Excerpted records section start
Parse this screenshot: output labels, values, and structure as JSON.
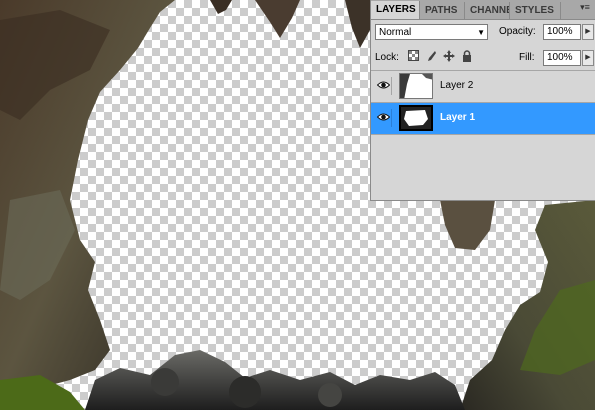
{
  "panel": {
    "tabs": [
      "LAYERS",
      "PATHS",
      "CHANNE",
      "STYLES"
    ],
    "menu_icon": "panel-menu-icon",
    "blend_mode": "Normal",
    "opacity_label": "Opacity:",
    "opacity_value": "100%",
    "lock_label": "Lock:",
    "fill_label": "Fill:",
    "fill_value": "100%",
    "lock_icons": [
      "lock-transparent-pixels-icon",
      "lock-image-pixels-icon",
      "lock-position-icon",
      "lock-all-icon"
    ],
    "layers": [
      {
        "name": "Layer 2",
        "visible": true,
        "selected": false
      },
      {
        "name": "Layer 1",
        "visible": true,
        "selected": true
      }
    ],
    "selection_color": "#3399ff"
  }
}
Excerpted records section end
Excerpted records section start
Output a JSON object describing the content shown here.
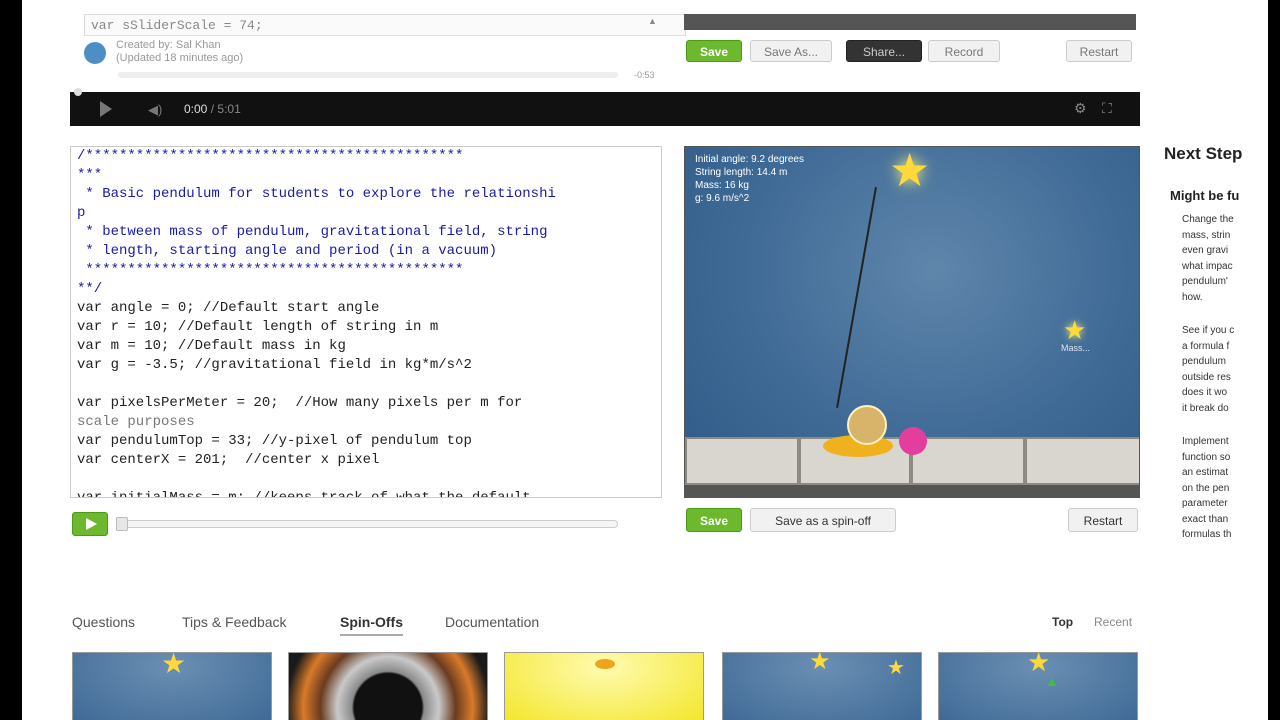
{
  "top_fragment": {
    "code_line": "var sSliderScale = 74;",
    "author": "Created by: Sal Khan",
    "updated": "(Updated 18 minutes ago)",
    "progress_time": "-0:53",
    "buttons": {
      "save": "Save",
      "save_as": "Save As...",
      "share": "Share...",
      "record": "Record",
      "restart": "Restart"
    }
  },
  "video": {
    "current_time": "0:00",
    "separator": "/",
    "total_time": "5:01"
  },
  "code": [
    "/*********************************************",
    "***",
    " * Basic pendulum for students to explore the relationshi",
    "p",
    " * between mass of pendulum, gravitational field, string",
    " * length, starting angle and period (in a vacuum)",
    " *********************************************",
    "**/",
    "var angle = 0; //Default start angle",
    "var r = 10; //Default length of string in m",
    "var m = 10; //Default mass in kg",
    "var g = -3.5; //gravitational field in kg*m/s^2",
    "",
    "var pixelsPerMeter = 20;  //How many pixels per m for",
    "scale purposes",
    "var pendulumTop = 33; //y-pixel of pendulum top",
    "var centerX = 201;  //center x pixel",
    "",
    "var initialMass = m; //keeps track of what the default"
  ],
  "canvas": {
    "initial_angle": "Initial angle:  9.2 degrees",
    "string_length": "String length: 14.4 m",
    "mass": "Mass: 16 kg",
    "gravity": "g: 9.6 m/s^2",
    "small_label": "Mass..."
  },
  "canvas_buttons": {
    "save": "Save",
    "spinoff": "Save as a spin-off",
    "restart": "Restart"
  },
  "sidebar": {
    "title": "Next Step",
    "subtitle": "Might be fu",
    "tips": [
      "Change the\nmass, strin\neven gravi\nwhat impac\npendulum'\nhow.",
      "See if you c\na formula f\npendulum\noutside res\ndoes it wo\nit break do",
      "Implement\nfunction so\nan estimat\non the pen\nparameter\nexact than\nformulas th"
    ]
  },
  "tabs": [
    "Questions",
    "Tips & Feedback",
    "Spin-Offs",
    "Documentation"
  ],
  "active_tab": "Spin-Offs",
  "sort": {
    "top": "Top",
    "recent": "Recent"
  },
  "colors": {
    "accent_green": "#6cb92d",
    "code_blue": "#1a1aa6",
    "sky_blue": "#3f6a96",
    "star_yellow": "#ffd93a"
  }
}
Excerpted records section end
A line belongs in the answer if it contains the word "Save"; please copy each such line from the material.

      "save": "Save",
      "save_as": "Save As...",
    "save": "Save",
    "spinoff": "Save as a spin-off",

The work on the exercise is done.